Exercise details:
From the records below, please return each line that holds the word "size".

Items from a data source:
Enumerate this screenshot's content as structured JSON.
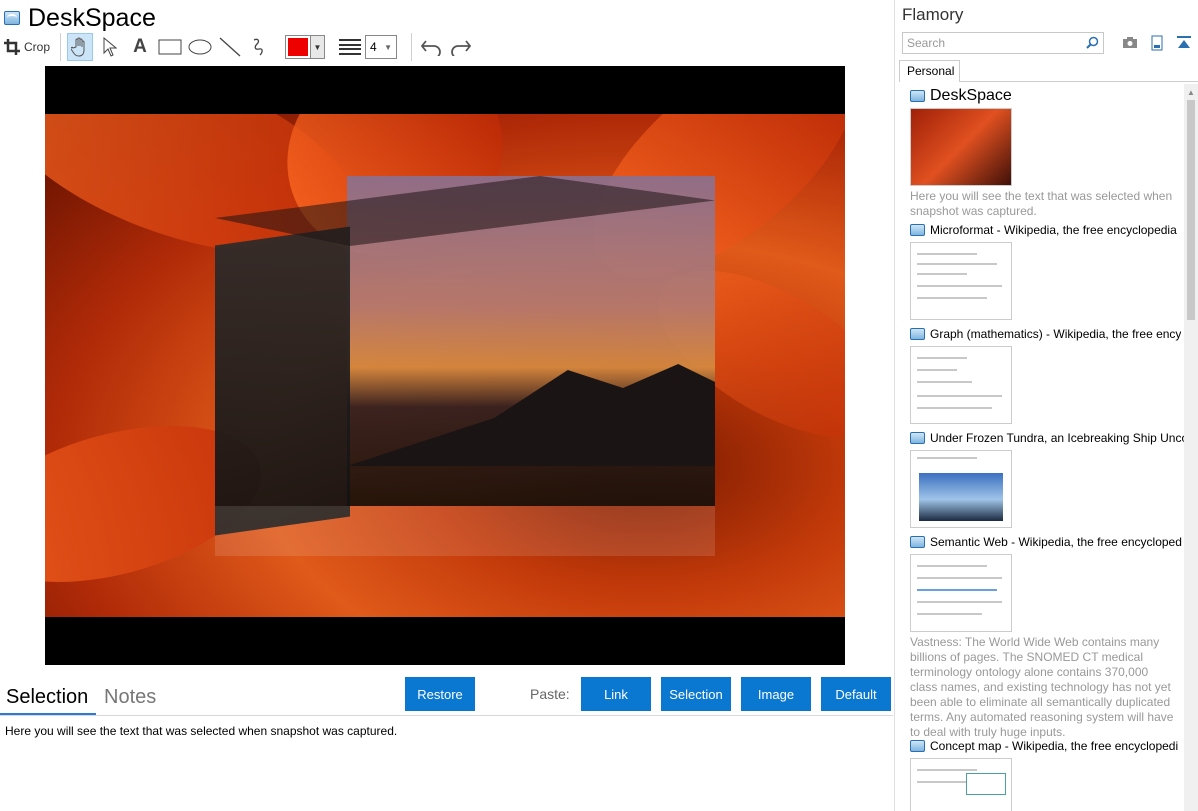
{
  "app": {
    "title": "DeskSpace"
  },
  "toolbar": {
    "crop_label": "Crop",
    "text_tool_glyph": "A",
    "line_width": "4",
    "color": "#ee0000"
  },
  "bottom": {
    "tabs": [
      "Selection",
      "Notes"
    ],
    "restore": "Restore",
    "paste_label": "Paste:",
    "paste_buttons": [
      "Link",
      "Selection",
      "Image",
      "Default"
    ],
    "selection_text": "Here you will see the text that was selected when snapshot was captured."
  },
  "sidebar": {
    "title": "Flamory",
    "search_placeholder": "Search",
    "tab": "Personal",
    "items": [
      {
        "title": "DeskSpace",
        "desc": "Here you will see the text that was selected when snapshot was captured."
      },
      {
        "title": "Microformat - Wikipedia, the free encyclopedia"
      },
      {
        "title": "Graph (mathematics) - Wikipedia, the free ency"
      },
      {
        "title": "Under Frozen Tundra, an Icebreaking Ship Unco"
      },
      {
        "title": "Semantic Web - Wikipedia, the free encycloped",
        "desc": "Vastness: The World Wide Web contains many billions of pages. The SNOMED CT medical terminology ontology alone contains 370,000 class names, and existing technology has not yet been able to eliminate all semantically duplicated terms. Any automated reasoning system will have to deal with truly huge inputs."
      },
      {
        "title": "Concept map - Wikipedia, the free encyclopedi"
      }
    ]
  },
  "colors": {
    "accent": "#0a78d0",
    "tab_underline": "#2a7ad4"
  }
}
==
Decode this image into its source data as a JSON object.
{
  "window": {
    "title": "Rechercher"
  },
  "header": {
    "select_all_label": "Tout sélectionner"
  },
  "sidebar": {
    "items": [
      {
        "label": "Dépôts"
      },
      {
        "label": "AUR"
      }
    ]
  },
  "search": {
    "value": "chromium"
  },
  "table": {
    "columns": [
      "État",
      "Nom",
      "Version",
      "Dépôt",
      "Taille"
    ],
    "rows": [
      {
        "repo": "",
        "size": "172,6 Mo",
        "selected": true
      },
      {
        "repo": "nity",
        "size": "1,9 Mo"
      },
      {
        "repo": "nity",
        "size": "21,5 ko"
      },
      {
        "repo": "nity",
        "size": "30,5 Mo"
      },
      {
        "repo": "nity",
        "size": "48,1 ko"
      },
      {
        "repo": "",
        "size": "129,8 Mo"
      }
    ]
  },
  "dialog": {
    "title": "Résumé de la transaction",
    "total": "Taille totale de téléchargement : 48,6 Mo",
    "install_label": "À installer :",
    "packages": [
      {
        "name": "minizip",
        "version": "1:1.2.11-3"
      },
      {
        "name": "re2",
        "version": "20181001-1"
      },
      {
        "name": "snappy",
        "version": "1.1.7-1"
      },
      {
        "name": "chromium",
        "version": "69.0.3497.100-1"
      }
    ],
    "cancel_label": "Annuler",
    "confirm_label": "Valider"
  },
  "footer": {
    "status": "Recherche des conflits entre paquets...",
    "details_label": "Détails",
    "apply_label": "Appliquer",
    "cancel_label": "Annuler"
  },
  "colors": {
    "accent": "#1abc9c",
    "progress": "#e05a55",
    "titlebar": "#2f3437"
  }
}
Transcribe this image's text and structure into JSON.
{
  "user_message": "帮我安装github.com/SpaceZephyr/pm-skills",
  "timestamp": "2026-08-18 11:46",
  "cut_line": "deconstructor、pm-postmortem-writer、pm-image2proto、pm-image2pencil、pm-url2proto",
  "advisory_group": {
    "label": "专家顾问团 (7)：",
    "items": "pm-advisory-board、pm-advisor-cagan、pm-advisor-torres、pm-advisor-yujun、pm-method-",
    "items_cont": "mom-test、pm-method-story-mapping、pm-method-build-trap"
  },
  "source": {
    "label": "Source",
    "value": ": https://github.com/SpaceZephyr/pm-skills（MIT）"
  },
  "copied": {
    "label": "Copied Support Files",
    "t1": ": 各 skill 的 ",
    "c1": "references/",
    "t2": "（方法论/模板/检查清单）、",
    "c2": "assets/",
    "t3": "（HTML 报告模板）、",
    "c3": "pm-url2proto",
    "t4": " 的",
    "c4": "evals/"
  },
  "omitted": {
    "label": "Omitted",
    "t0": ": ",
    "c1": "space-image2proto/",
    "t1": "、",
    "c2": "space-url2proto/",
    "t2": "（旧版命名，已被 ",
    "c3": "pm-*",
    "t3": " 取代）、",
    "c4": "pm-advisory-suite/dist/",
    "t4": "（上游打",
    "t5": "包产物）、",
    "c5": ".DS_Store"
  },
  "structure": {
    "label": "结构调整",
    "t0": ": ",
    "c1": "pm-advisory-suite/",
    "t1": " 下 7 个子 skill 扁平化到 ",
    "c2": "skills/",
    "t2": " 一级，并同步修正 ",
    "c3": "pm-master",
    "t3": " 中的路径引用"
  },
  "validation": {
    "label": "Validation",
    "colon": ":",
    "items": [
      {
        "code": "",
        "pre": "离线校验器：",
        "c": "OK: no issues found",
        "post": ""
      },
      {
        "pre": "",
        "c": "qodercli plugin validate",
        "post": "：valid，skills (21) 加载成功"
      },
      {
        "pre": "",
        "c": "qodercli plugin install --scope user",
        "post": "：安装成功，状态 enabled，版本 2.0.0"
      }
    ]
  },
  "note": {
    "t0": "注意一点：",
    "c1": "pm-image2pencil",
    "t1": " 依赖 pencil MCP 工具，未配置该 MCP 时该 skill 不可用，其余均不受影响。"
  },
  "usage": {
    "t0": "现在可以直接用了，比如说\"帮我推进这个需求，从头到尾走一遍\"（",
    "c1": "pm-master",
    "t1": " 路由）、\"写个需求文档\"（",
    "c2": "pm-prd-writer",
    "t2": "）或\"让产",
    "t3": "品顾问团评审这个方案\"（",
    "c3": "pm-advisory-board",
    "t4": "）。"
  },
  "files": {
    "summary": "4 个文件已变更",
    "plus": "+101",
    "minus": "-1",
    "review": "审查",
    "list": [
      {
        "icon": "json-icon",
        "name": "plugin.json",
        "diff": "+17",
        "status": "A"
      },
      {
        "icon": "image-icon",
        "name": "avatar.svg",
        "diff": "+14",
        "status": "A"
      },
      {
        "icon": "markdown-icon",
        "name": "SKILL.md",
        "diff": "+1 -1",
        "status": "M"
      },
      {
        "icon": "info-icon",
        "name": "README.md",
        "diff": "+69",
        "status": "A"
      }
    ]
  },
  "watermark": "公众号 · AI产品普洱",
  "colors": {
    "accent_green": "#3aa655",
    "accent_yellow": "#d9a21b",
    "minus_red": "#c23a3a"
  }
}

Result below:
        "size": "172,6 Mo",
        "size": "1,9 Mo"
        "size": "21,5 ko"
        "size": "30,5 Mo"
        "size": "48,1 ko"
        "size": "129,8 Mo"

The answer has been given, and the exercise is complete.